a female friend, Nichol John, testified that they left Regina at about 1 a.m. on Jan. 31, intending to drive to Vancouver or Edmonton. They described themselves as “hippies” and seemed unconcerned about their vague itinerary and the dismal operating condition of Wilson’s 1958 Pontiac.

They testified that they arrived in Saskatoon before dawn. It was bitterly cold (-40° C) as they tried to find the home of one of Milgaard’s friends, Albert Cadrain. Eventually, they located the home of Cadrain’s parents and briefly visited the family. A few hours later, they left for Edmonton. By that time, 20-year-old Gail Miller was dead. She had been sexually assaulted and stabbed with a small knife. Her battered body was found partially unclothed, lying facedown in an alley near the Cadrains’ home. Four months later, police arrested Milgaard in Prince George, B.C. On Jan. 31,1970, largely on the basis of his friends’ testimony, a jury convicted him of non-capital murder. He was sentenced to life imprisonment.

Much of the first week of hearings before the Supreme Court was devoted to the conflicting accounts given over the years by Wilson and John (who now uses her married name of Demyen). According to the Saskatoon police records, within days of the murder both Wilson and John said that Milgaard could not have killed the young woman. But later, their stories changed. At the trial, Wilson testified that after the murder, he saw blood on Milgaard’s trousers. But in his testimony before the Supreme Court, Wilson said that he lied during Milgaard’s trial as a result of police pressure.

Lamer became visibly irritated as Wilson continued to give contradictory testimony. On his first day before the court, Wilson said that on the day of the murder, the car in which he, Milgaard and John were travelling stalled near the alley where Miller’s body was later found. Wilson said that Milgaard left the car and was gone for about 10 minutes. But when Wolch cross-examined Wilson, he said that he and Milgaard had not been apart on the day of the killing. Added Wolch: “You lied yesterday. All your problems are that when you start telling lies, you get all tangled up.” Wilson replied softly: “I believe you are right.” Said Lamer: “You have lied to us yesterday, you have lied in recanting, you have lied in the recant.” Earlier, Lamer reversed an earlier decision to have Wilson submit to a liedetector test.

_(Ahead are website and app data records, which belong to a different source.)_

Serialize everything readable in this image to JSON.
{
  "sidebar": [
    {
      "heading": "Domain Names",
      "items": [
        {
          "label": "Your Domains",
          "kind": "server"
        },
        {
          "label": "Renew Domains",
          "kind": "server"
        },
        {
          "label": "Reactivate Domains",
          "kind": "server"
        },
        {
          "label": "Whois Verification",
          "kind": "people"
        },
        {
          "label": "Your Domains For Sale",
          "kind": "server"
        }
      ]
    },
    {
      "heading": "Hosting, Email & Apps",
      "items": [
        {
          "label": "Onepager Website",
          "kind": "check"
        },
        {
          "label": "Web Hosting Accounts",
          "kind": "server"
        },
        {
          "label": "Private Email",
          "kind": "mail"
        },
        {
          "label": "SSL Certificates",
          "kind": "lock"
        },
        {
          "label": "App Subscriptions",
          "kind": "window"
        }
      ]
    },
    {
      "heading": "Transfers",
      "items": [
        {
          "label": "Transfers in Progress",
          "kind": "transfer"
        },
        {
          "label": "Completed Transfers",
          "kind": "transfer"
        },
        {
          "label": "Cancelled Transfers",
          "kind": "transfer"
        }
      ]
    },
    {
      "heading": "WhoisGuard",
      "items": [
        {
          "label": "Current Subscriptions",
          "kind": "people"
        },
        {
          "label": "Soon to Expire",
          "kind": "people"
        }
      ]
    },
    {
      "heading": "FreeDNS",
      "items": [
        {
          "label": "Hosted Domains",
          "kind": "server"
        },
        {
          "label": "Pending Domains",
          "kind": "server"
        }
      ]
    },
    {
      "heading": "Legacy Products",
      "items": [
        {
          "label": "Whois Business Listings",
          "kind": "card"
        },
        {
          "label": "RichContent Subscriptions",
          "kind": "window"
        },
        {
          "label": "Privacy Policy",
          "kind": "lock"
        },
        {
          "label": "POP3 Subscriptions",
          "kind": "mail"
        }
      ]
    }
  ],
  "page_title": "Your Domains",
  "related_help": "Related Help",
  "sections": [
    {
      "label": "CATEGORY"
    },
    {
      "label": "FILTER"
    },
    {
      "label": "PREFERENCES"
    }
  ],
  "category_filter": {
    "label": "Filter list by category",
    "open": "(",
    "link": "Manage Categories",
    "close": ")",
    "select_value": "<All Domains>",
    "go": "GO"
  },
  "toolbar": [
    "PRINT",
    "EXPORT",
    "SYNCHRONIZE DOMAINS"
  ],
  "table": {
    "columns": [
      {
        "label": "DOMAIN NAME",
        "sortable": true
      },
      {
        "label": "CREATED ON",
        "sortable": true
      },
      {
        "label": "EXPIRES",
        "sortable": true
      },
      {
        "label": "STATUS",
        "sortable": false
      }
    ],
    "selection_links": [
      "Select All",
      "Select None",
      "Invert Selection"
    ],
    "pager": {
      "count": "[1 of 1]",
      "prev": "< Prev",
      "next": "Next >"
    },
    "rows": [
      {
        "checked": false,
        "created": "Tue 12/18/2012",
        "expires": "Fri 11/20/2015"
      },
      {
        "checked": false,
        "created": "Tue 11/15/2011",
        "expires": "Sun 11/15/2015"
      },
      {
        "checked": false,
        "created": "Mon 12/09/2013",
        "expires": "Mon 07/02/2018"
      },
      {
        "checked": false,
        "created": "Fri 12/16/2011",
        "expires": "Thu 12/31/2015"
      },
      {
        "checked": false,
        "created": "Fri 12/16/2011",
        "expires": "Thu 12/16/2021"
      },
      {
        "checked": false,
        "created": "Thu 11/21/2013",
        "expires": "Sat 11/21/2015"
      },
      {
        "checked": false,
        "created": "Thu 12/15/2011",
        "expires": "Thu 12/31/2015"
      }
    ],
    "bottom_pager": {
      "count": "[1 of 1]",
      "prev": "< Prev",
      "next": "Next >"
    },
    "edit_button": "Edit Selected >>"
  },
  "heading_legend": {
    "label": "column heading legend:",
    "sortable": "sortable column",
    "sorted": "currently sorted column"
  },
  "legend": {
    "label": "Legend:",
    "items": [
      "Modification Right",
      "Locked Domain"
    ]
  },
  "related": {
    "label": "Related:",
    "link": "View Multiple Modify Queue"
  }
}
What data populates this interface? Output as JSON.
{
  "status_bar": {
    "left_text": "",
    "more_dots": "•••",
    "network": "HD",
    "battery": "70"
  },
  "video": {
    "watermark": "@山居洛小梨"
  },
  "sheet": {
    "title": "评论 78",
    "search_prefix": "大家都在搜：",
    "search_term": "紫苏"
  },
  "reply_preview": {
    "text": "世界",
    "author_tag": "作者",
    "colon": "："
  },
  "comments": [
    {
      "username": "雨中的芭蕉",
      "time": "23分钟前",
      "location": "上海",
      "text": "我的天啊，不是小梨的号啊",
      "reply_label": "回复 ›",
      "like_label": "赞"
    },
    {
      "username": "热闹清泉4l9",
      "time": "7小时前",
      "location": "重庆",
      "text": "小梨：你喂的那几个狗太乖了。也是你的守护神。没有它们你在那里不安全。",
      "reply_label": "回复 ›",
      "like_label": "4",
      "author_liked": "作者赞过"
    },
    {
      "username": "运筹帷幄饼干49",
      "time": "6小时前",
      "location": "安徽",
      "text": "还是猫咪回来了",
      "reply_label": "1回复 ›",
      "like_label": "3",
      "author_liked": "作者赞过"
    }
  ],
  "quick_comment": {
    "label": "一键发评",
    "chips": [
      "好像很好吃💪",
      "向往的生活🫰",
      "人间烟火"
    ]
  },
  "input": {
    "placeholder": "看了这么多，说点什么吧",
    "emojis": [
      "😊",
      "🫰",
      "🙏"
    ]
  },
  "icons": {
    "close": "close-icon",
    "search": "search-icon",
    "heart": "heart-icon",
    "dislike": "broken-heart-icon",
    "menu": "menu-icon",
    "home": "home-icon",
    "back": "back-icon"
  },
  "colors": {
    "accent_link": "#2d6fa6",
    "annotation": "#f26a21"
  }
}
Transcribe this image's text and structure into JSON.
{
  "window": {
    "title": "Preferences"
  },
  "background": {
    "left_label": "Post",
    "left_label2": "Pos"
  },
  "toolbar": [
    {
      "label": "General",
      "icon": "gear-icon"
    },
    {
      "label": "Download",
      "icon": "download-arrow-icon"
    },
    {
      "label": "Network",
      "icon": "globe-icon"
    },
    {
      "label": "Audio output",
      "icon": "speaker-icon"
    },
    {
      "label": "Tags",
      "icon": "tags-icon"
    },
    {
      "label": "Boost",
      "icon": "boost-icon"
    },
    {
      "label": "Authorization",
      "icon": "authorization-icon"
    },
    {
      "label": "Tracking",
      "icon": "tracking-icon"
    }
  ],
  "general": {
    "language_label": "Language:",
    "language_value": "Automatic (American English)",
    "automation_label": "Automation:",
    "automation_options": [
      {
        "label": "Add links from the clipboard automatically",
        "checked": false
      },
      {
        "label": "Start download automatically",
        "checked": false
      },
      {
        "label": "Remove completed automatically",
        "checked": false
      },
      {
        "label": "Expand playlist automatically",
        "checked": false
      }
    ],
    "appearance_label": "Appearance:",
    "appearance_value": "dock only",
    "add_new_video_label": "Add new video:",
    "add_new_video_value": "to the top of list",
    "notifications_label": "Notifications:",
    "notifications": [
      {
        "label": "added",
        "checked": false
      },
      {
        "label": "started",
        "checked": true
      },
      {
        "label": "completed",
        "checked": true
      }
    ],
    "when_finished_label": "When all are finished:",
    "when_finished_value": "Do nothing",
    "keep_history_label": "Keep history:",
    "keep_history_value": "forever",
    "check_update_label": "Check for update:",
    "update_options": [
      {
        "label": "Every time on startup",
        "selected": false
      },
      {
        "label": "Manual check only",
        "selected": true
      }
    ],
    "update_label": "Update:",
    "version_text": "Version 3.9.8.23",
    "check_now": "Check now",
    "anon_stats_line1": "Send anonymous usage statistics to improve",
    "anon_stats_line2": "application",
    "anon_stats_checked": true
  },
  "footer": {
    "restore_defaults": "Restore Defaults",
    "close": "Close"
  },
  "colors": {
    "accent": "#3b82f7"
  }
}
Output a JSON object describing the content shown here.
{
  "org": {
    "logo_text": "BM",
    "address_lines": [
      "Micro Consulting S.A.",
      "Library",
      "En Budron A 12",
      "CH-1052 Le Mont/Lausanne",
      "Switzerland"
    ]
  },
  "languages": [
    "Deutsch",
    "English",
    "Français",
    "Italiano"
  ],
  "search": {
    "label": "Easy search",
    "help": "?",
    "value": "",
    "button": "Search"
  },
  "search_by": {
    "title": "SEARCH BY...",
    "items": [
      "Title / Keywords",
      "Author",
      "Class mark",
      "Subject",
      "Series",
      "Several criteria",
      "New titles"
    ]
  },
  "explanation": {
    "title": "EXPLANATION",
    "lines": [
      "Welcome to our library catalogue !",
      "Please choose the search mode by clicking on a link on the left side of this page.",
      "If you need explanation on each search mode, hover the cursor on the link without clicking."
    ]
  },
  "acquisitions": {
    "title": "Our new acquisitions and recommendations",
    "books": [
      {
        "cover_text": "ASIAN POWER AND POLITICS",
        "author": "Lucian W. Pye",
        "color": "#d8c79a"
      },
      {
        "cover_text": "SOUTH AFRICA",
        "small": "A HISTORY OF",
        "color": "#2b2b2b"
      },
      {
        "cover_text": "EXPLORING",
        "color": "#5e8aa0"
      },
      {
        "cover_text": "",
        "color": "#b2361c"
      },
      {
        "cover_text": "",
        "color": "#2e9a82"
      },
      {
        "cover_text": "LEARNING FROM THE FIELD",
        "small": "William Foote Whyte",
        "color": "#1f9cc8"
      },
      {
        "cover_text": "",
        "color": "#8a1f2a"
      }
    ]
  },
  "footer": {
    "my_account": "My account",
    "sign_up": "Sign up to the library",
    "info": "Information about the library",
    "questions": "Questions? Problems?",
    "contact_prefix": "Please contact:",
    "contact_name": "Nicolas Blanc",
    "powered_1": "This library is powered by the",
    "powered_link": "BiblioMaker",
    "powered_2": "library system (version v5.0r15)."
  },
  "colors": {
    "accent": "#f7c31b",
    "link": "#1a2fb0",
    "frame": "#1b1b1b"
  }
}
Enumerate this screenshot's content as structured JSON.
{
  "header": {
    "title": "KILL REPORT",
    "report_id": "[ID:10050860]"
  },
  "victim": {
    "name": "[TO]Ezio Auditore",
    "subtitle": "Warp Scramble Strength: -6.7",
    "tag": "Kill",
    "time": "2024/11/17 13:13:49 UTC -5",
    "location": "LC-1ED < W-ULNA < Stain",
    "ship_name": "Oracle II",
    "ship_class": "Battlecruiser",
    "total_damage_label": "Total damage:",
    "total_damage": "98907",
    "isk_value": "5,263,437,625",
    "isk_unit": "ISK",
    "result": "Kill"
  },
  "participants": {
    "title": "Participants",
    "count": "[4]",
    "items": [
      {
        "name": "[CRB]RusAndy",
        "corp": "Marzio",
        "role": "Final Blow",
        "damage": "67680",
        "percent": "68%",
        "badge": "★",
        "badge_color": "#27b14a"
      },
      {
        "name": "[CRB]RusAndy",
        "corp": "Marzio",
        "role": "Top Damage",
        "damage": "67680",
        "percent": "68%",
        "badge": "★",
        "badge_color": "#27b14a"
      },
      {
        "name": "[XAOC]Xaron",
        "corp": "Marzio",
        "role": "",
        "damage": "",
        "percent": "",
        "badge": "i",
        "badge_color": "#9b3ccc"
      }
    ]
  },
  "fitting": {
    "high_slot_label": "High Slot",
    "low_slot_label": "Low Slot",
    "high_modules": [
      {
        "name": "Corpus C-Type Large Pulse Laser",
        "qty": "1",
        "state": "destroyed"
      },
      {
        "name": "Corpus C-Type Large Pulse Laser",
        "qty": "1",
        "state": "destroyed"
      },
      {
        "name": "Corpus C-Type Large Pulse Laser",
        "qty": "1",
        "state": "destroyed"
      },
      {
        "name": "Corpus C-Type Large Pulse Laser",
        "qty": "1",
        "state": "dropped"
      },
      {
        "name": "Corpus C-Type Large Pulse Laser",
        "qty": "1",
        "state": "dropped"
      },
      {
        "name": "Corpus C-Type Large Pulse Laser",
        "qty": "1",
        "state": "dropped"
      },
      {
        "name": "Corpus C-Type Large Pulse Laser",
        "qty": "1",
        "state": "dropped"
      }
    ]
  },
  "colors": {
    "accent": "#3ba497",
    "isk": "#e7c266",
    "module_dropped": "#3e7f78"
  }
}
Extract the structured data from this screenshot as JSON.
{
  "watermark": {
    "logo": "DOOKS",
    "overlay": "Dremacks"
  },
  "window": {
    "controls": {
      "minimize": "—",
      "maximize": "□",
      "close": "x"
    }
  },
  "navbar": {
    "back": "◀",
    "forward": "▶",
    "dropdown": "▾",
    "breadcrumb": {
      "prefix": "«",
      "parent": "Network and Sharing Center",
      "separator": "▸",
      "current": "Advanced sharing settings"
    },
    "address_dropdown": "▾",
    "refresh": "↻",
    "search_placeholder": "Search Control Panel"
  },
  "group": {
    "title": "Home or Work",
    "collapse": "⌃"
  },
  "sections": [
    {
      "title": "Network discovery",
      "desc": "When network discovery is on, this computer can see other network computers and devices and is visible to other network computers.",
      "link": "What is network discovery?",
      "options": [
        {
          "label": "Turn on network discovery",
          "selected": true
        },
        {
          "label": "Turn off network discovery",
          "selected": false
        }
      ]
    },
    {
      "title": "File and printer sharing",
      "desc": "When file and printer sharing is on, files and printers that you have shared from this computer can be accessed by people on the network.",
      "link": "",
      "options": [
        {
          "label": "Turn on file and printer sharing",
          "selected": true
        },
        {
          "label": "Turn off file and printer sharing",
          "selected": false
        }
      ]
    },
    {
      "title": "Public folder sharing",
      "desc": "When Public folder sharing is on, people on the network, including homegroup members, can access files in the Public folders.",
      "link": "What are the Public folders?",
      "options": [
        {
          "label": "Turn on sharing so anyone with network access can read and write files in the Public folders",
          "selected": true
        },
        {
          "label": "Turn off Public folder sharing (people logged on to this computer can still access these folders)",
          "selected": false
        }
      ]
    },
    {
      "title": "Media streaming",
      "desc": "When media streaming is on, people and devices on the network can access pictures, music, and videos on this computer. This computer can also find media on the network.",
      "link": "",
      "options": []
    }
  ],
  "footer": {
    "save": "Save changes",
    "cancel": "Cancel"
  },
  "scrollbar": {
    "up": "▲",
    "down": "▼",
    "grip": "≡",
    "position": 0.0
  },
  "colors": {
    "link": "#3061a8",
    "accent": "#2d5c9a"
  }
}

For her part, John, who told police in 1969 that she saw Milgaard stab a woman, told the court that she still experiences disturbing “flashbacks” involving violence in an alley. But she said that she could not say for ^ certain that the visions are I based on reality or that MilI gaard is a part of them.

S' In the end, conclusive eviá dence of Milgaard’s guilt or innocence could come from a u forensic technique known as of innocence genetic fingerprinting. Lamer ordered samples of Milgaard’s blood and saliva to be sent to a police laboratory in England, along with underpants worn by the dead woman and vials containing traces of semen found near her body. British scientists will use advanced technology to determine if Milgaard’s DNA—a genetic material with distinctive patterns for each individual— matches that found at the scene of the crime. (Last November, a jury in Burton, N.B., convicted Allan Legere on four counts of murder after DNA evidence linked him to the murder victims.) In the end, a scientific technique so advanced it seems futuristic may help unlock this mystery of the past.

NANCY WOOD in Ottawa